According to a 2005 study by international cancer collaborators, more than 30% of cancer could be prevented by avoiding key risk factors which include: tobacco use, being overweight, low fruit and vegetable intake, physical inactivity and alcohol use.
- increase avoidance of the risk factors listed above
- vaccinate against human papilloma virus (HPV) and hepatitis B virus (HBV)
- control occupational hazards
- reduce exposure to sunlight
About one-third of the cancer burden could be decreased if cases were detected and treated early. Early detection of cancer is based on the observation that treatment is more effective when cancer is detected earlier. The aim is to detect the cancer when it is localized (before metastasis). There are two components of early detection efforts:

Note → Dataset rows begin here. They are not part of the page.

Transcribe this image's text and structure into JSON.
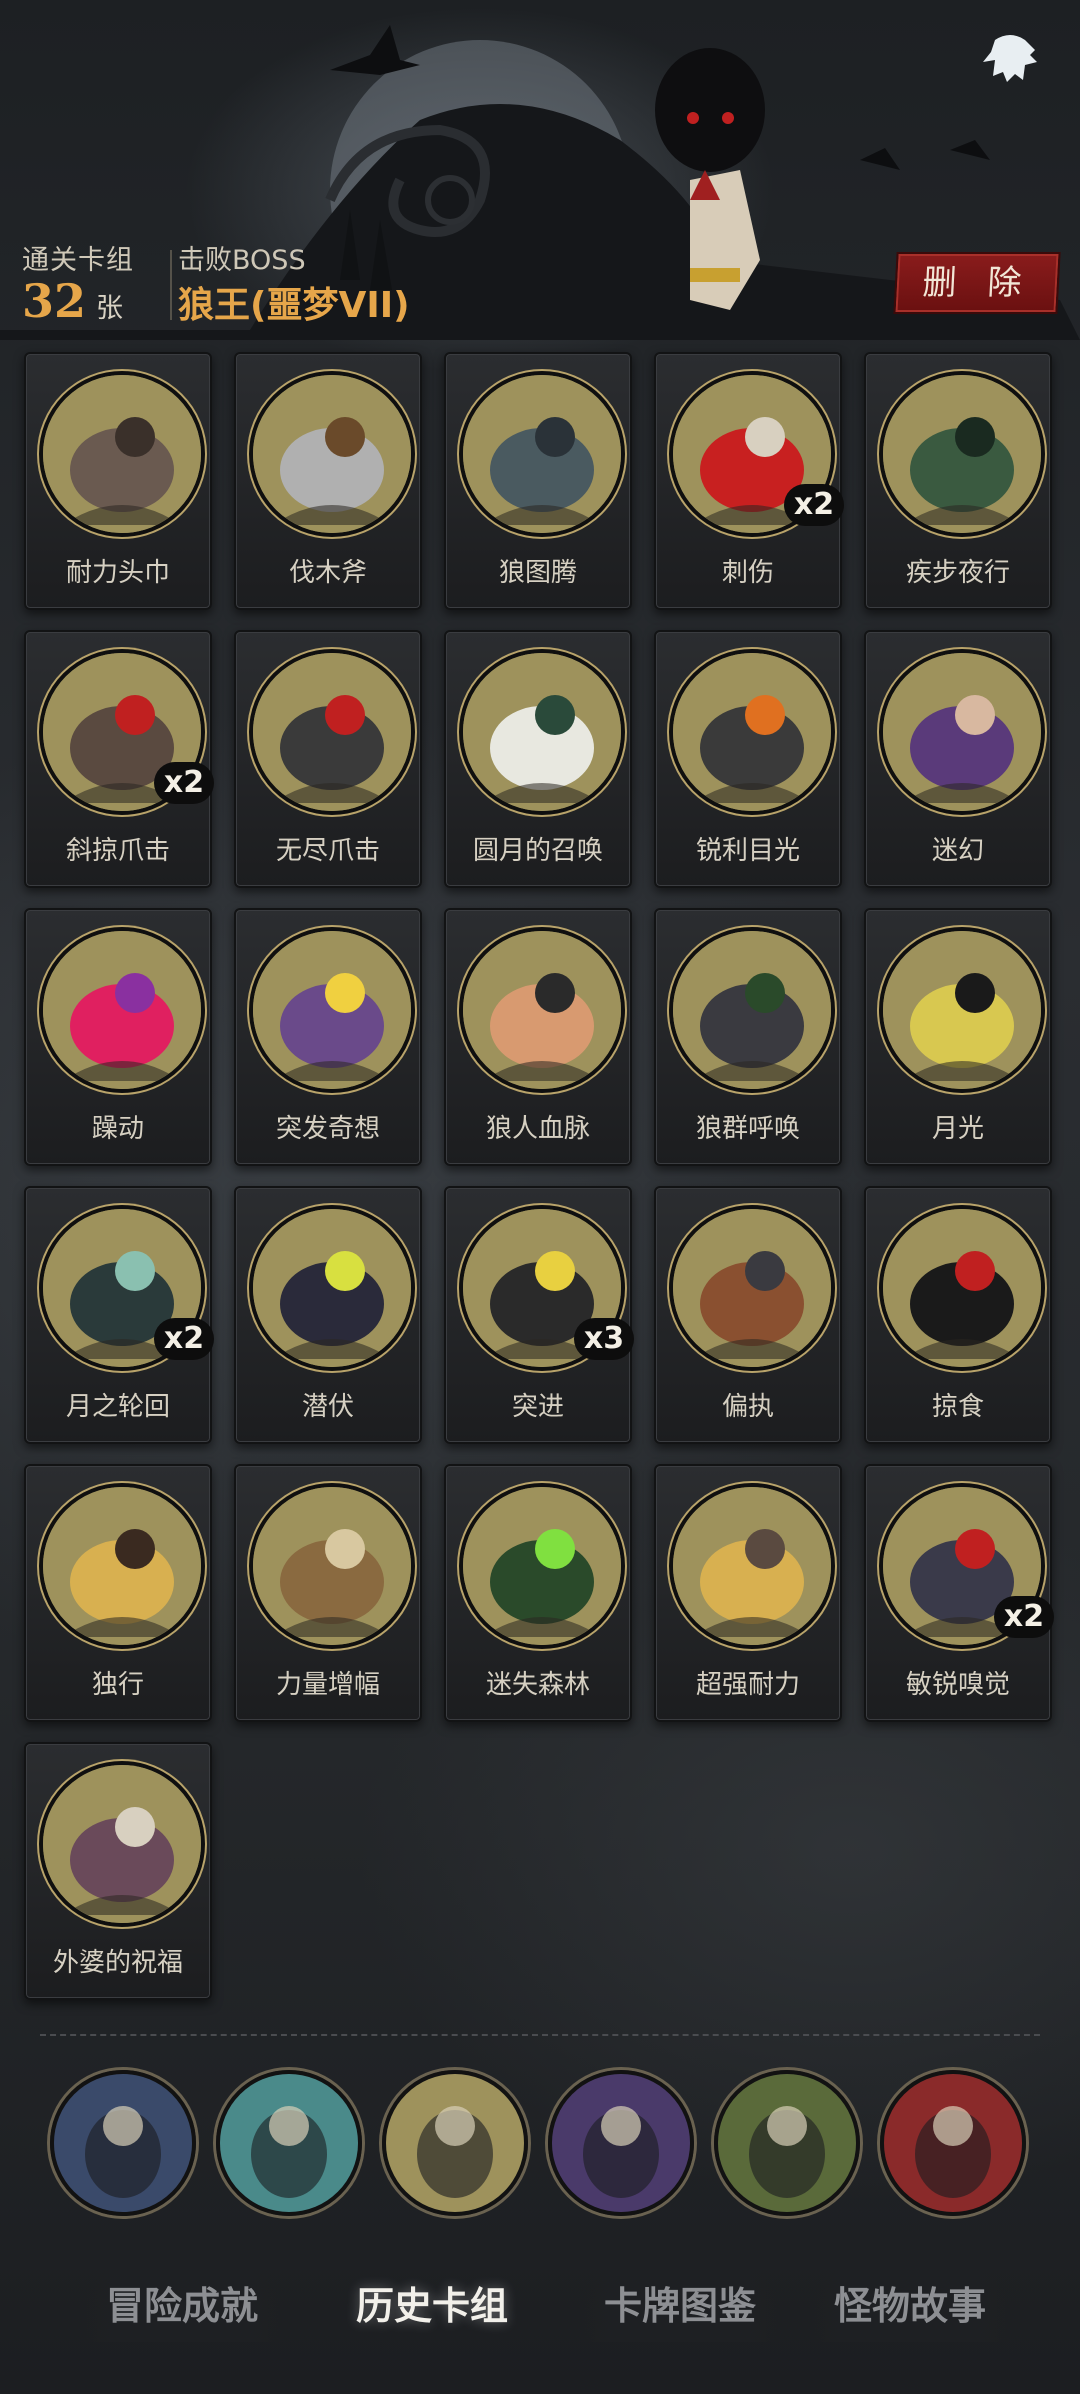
{
  "header": {
    "stats_label": "通关卡组",
    "stats_count": "32",
    "stats_unit": "张",
    "boss_label": "击败BOSS",
    "boss_name": "狼王(噩梦VII)",
    "delete_label": "删 除"
  },
  "cards": [
    {
      "name": "耐力头巾",
      "count": "",
      "icon": "bandana-icon"
    },
    {
      "name": "伐木斧",
      "count": "",
      "icon": "axe-icon"
    },
    {
      "name": "狼图腾",
      "count": "",
      "icon": "wolf-totem-icon"
    },
    {
      "name": "刺伤",
      "count": "x2",
      "icon": "dagger-icon"
    },
    {
      "name": "疾步夜行",
      "count": "",
      "icon": "werewolf-run-icon"
    },
    {
      "name": "斜掠爪击",
      "count": "x2",
      "icon": "claw-slash-icon"
    },
    {
      "name": "无尽爪击",
      "count": "",
      "icon": "claw-icon"
    },
    {
      "name": "圆月的召唤",
      "count": "",
      "icon": "full-moon-forest-icon"
    },
    {
      "name": "锐利目光",
      "count": "",
      "icon": "wolf-face-icon"
    },
    {
      "name": "迷幻",
      "count": "",
      "icon": "witch-icon"
    },
    {
      "name": "躁动",
      "count": "",
      "icon": "frenzy-icon"
    },
    {
      "name": "突发奇想",
      "count": "",
      "icon": "idea-icon"
    },
    {
      "name": "狼人血脉",
      "count": "",
      "icon": "hand-icon"
    },
    {
      "name": "狼群呼唤",
      "count": "",
      "icon": "wolf-pack-icon"
    },
    {
      "name": "月光",
      "count": "",
      "icon": "moon-howl-icon"
    },
    {
      "name": "月之轮回",
      "count": "x2",
      "icon": "moon-phases-icon"
    },
    {
      "name": "潜伏",
      "count": "",
      "icon": "lurking-wolf-icon"
    },
    {
      "name": "突进",
      "count": "x3",
      "icon": "pounce-icon"
    },
    {
      "name": "偏执",
      "count": "",
      "icon": "wolf-bear-icon"
    },
    {
      "name": "掠食",
      "count": "",
      "icon": "predator-icon"
    },
    {
      "name": "独行",
      "count": "",
      "icon": "lone-boy-icon"
    },
    {
      "name": "力量增幅",
      "count": "",
      "icon": "log-icon"
    },
    {
      "name": "迷失森林",
      "count": "",
      "icon": "lost-forest-icon"
    },
    {
      "name": "超强耐力",
      "count": "",
      "icon": "endurance-icon"
    },
    {
      "name": "敏锐嗅觉",
      "count": "x2",
      "icon": "wolf-sniff-icon"
    },
    {
      "name": "外婆的祝福",
      "count": "",
      "icon": "grandma-icon"
    }
  ],
  "boss_icons": [
    {
      "name": "werewolf-boss-icon",
      "color": "#3a4a6a"
    },
    {
      "name": "gargoyle-boss-icon",
      "color": "#4a8a8a"
    },
    {
      "name": "hourglass-icon",
      "color": "#9e925c"
    },
    {
      "name": "spellbook-icon",
      "color": "#4a3a6a"
    },
    {
      "name": "zombie-boss-icon",
      "color": "#5a6a3a"
    },
    {
      "name": "clown-boss-icon",
      "color": "#8a2a2a"
    }
  ],
  "tabs": [
    "冒险成就",
    "历史卡组",
    "卡牌图鉴",
    "怪物故事"
  ],
  "colors": {
    "accent": "#e6a64a",
    "delete": "#8a1c1c",
    "card_art": "#9e925c"
  }
}
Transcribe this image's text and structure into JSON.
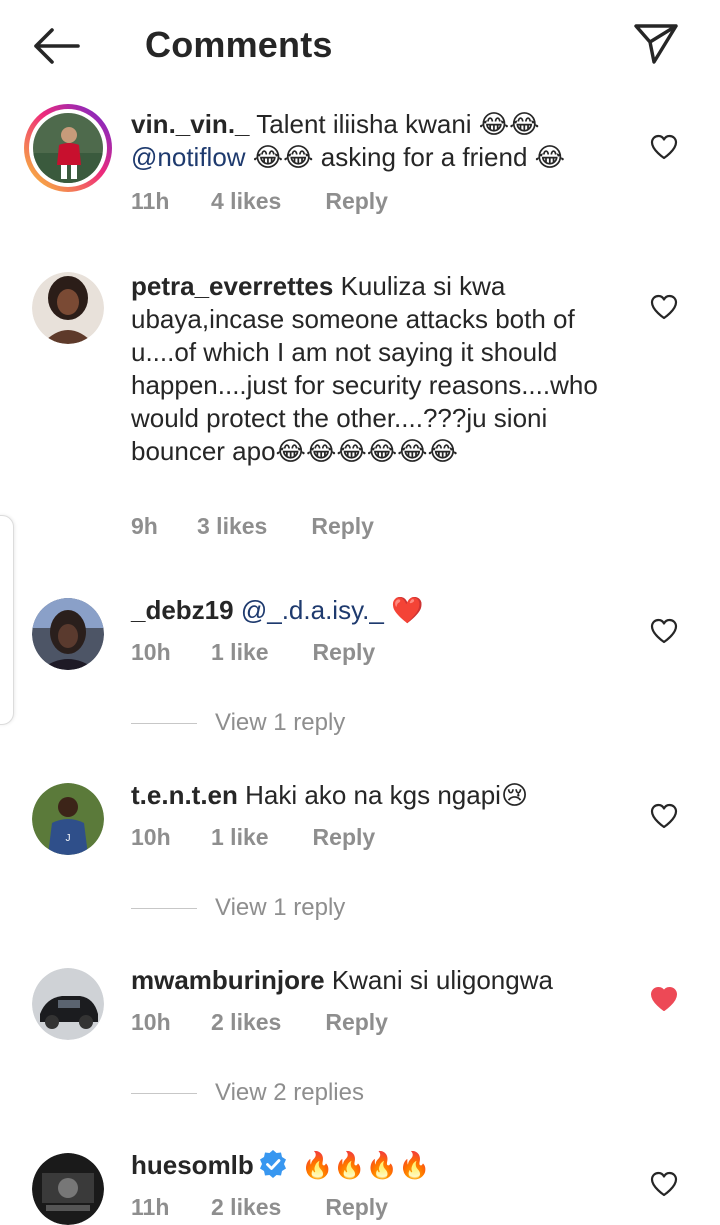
{
  "header": {
    "title": "Comments",
    "back_icon": "arrow-left-icon",
    "share_icon": "paper-plane-icon"
  },
  "colors": {
    "text": "#262626",
    "secondary": "#8e8e8e",
    "mention": "#1e3a6e",
    "liked_heart": "#ed4956",
    "verified": "#3897f0"
  },
  "comments": [
    {
      "username": "vin._vin._",
      "text_parts": [
        " Talent iliisha kwani 😂😂\n",
        "@notiflow",
        " 😂😂 asking for a friend 😂"
      ],
      "time": "11h",
      "likes": "4 likes",
      "reply": "Reply",
      "liked": false
    },
    {
      "username": "petra_everrettes",
      "text": " Kuuliza si kwa ubaya,incase someone attacks both of u....of which I am not saying it should happen....just for security reasons....who would protect the other....???ju sioni bouncer apo😂😂😂😂😂😂",
      "time": "9h",
      "likes": "3 likes",
      "reply": "Reply",
      "liked": false
    },
    {
      "username": "_debz19",
      "mention": "@_.d.a.isy._",
      "text": " ❤️",
      "time": "10h",
      "likes": "1 like",
      "reply": "Reply",
      "liked": false,
      "view_replies": "View 1 reply"
    },
    {
      "username": "t.e.n.t.en",
      "text": " Haki ako na kgs ngapi😢",
      "time": "10h",
      "likes": "1 like",
      "reply": "Reply",
      "liked": false,
      "view_replies": "View 1 reply"
    },
    {
      "username": "mwamburinjore",
      "text": " Kwani si uligongwa",
      "time": "10h",
      "likes": "2 likes",
      "reply": "Reply",
      "liked": true,
      "view_replies": "View 2 replies"
    },
    {
      "username": "huesomlb",
      "verified": true,
      "text": " 🔥🔥🔥🔥",
      "time": "11h",
      "likes": "2 likes",
      "reply": "Reply",
      "liked": false
    }
  ]
}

- Education to help people recognize early signs of cancer and seek prompt medical attention for symptoms, which might include: lumps, sores, persistent indigestion, persistent coughing, and bleeding from the body's orifices.
- Screening programmes to identify early cancer or pre-cancer before signs are recognizable, including mammography for breast cancer, and cytology (a "pap smear") for cervical cancer.
Treatment and care
- Treatment aims to cure, prolong life and improve quality of life for patients. Some of the most common cancer types, such as breast cancer, cervical cancer and colorectal cancer, have high cure rates when detected early and treated according to best practice. Principal treatment methods are surgery, radiotherapy and chemotherapy. Fundamental for adequate treatment is an accurate diagnosis through imaging technology (ultrasound, endoscopy or radiography) and laboratory (pathology) investigations.
- Relief from pain and other problems can be achieved in over 90% of cancer patients through palliative care. Effective ways exist to provide palliative care for patients and their families in low resource settings.